> - first of all, my understanding is that while TEI formalises existing practices, its scope is usually wider than, say, freeze what manuscript catalogues do and aims at including at least what critical editors do too, but historical linguists etc. This flexibility is the crux yet the crown if TEI. Now an editor might care about the physical objects but usually also focus on the text as concept. I used (and abused?) Patrick's Sahle wheel many times now because of its analytical power, but basically TEI tends to spread over that wheel in more or less balanced fashion across its modules, so while one could argue the manuscript description module embodies a physical notion of text, well, if I use those elements in a critical apparatus my use might be skewed towards representing a text as concept, as work rather than as physical item.
yes, true, but i think the problem here is the semantic of the markup,
not the complexity of the world or of the pragmatics of encoding. Put
it on a philosophical level: if our reference domain is made of many
different objects would not be safer to assing a different name to any
of them in the theoretic language we adopt to describe them formally?

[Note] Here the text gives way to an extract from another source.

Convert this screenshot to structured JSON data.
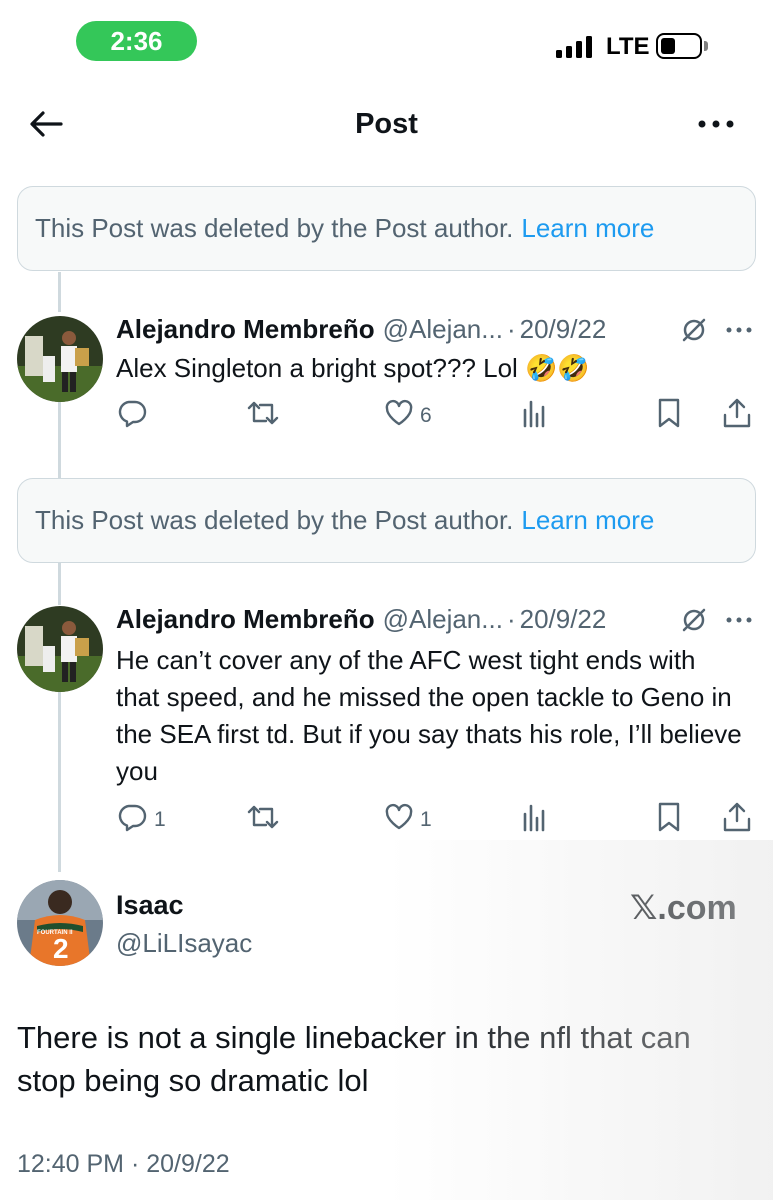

> - is there scope for TEI and FRBRoo to get together and discuss some of these things? The standards have different purposes of course but some convergence or discussion might be fruitful.
It surely would, although I think that FRBR ontology is quite too
simple compared to the complex ontologies underlying textual studies.